Note: Starting around summer 2018, we heard of an increased volume of automated attacks on VestaCP servers based on unknown vulnerabilities. Common solutions include securing your SSH connections through the use and enforcement of keys and disabling the root user entirely. We’re not going to remove VestaCP from this list entirely due to its popularity, but thought would-be user should know.
What’s the best cPanel alternative?
How about not using a control panel alternative at all?
Control panels are great for VPS beginners who want to quickly host a website without having to crunch a year’s worth of terminal education into a weekend. They’re equally good for advanced sysadmins who need consistent results across a handful to a few dozen machines.
But there comes a time when every up-and-coming server administrator needs to take on some of the responsibility for themselves.
There’s an incredible value in learning how to navigate a server, download and deploy services, and make fixes when something goes wrong. You don’t need to deploy an advanced Docker Swarm cluster on your first go—maybe try something easier, like EasyEngine’s WordPress auto-install?
Still in the mood for more open-source alternatives? Our ultimate guide to self-hosting as you covered.
Conclusion: Pick the free cPanel alternative that fits your situation
You’ve now got some great options if you want to use a control panel with your server but you don’t want to shell out cash for cPanel. We’ve tried to lay out all the options, but which one is best will ultimately depend on your individual needs.
And let’s be clear about one thing: there’s no shame in paying for a cPanel alternative (or cPanel itself) if that’s what you need.

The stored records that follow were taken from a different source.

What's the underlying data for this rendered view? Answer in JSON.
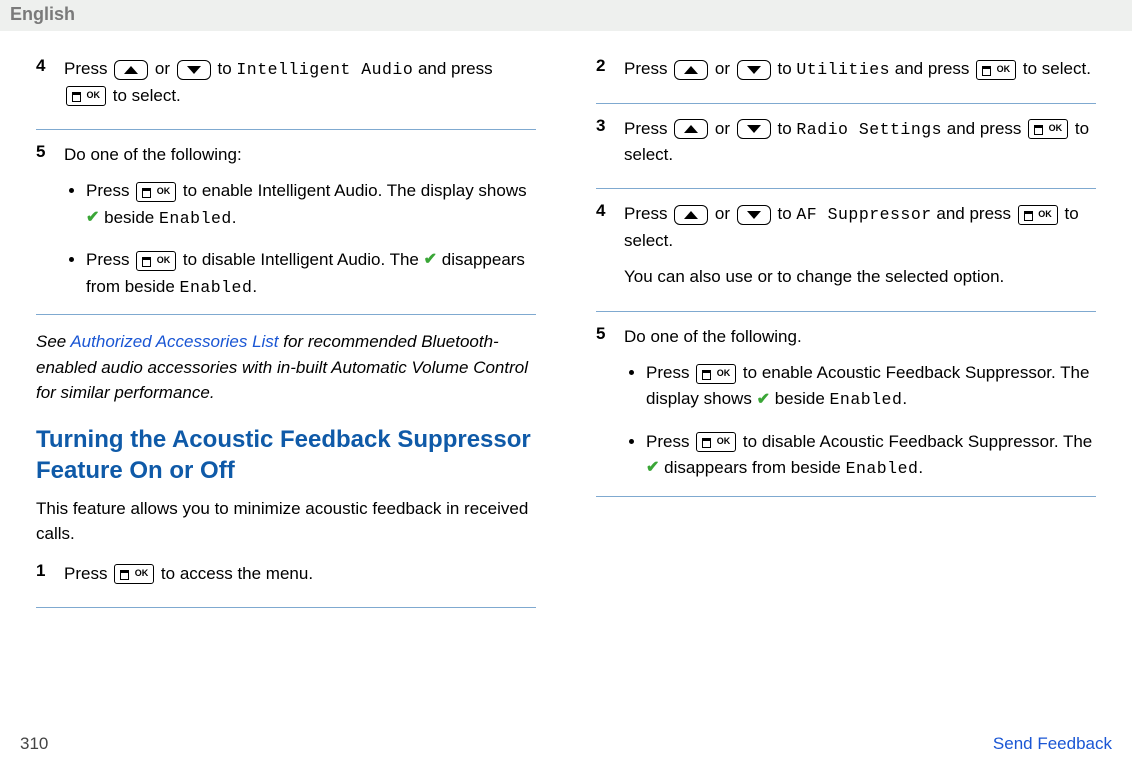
{
  "header": {
    "language": "English"
  },
  "left": {
    "step4": {
      "num": "4",
      "t1": "Press ",
      "t2": " or ",
      "t3": " to ",
      "menu_item": "Intelligent Audio",
      "t4": " and press ",
      "t5": " to select."
    },
    "step5": {
      "num": "5",
      "intro": "Do one of the following:",
      "b1a": "Press ",
      "b1b": " to enable Intelligent Audio. The display shows ",
      "b1c": " beside ",
      "b1_enabled": "Enabled",
      "b1d": ".",
      "b2a": "Press ",
      "b2b": " to disable Intelligent Audio. The ",
      "b2c": " disappears from beside ",
      "b2_enabled": "Enabled",
      "b2d": "."
    },
    "note": {
      "pre": "See ",
      "link": "Authorized Accessories List",
      "post": " for recommended Bluetooth-enabled audio accessories with in-built Automatic Volume Control for similar performance."
    },
    "heading": "Turning the Acoustic Feedback Suppressor Feature On or Off",
    "intro": "This feature allows you to minimize acoustic feedback in received calls.",
    "step1": {
      "num": "1",
      "t1": "Press ",
      "t2": " to access the menu."
    }
  },
  "right": {
    "step2": {
      "num": "2",
      "t1": "Press ",
      "t2": " or ",
      "t3": " to ",
      "menu_item": "Utilities",
      "t4": " and press ",
      "t5": " to select."
    },
    "step3": {
      "num": "3",
      "t1": "Press ",
      "t2": " or ",
      "t3": " to ",
      "menu_item": "Radio Settings",
      "t4": " and press ",
      "t5": " to select."
    },
    "step4": {
      "num": "4",
      "t1": "Press ",
      "t2": " or ",
      "t3": " to ",
      "menu_item": "AF Suppressor",
      "t4": " and press ",
      "t5": " to select.",
      "note": "You can also use or to change the selected option."
    },
    "step5": {
      "num": "5",
      "intro": "Do one of the following.",
      "b1a": "Press ",
      "b1b": " to enable Acoustic Feedback Suppressor. The display shows ",
      "b1c": " beside ",
      "b1_enabled": "Enabled",
      "b1d": ".",
      "b2a": "Press ",
      "b2b": " to disable Acoustic Feedback Suppressor. The ",
      "b2c": " disappears from beside ",
      "b2_enabled": "Enabled",
      "b2d": "."
    }
  },
  "footer": {
    "page": "310",
    "feedback": "Send Feedback"
  }
}
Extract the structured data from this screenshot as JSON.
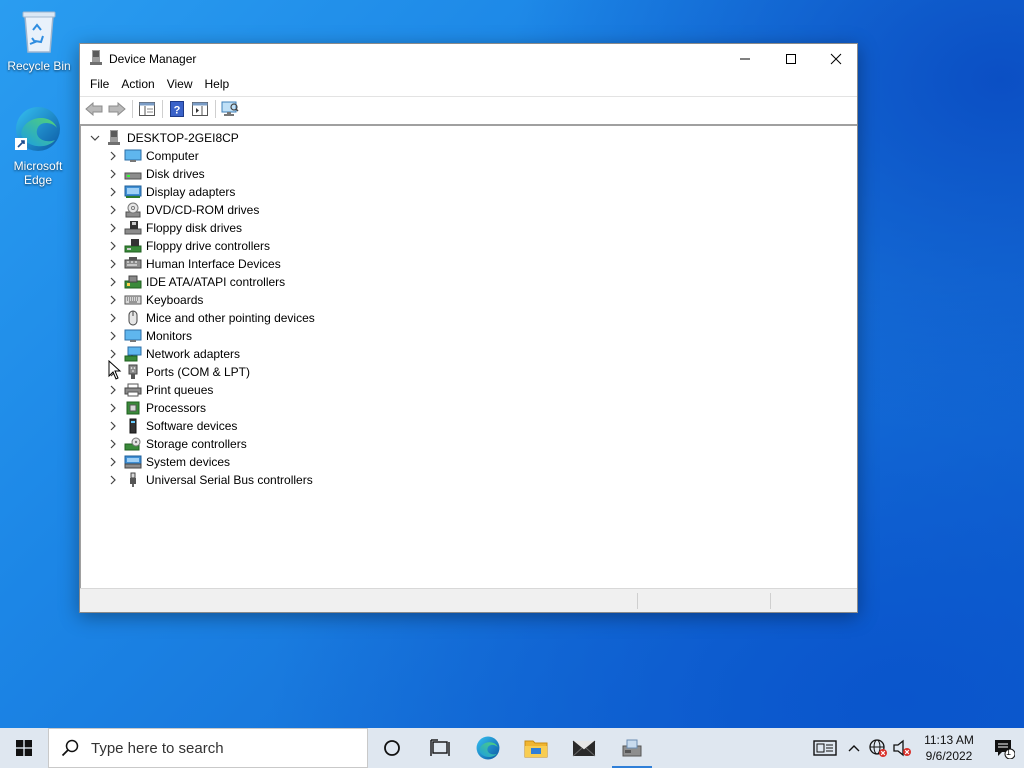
{
  "desktop": {
    "icons": [
      {
        "label": "Recycle Bin"
      },
      {
        "label": "Microsoft Edge"
      }
    ]
  },
  "window": {
    "title": "Device Manager",
    "menu": [
      "File",
      "Action",
      "View",
      "Help"
    ],
    "root_node": "DESKTOP-2GEI8CP",
    "devices": [
      {
        "label": "Computer",
        "icon": "computer-icon"
      },
      {
        "label": "Disk drives",
        "icon": "disk-drive-icon"
      },
      {
        "label": "Display adapters",
        "icon": "display-adapter-icon"
      },
      {
        "label": "DVD/CD-ROM drives",
        "icon": "dvd-drive-icon"
      },
      {
        "label": "Floppy disk drives",
        "icon": "floppy-disk-icon"
      },
      {
        "label": "Floppy drive controllers",
        "icon": "floppy-controller-icon"
      },
      {
        "label": "Human Interface Devices",
        "icon": "hid-icon"
      },
      {
        "label": "IDE ATA/ATAPI controllers",
        "icon": "ide-controller-icon"
      },
      {
        "label": "Keyboards",
        "icon": "keyboard-icon"
      },
      {
        "label": "Mice and other pointing devices",
        "icon": "mouse-icon"
      },
      {
        "label": "Monitors",
        "icon": "monitor-icon"
      },
      {
        "label": "Network adapters",
        "icon": "network-adapter-icon"
      },
      {
        "label": "Ports (COM & LPT)",
        "icon": "port-icon"
      },
      {
        "label": "Print queues",
        "icon": "printer-icon"
      },
      {
        "label": "Processors",
        "icon": "processor-icon"
      },
      {
        "label": "Software devices",
        "icon": "software-device-icon"
      },
      {
        "label": "Storage controllers",
        "icon": "storage-controller-icon"
      },
      {
        "label": "System devices",
        "icon": "system-device-icon"
      },
      {
        "label": "Universal Serial Bus controllers",
        "icon": "usb-icon"
      }
    ]
  },
  "taskbar": {
    "search_placeholder": "Type here to search",
    "clock_time": "11:13 AM",
    "clock_date": "9/6/2022",
    "notification_count": "1"
  },
  "colors": {
    "accent": "#2f7fd8",
    "desktop_blue": "#1a6fd6",
    "taskbar_bg": "#dfe7f0"
  }
}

The great thing about a control panel is that for many, it offers more choice and opportunity. With the power of a control panel, you can stretch every dollar you spent on your server even further, and without most of the headaches that come with server administration for the rest of us.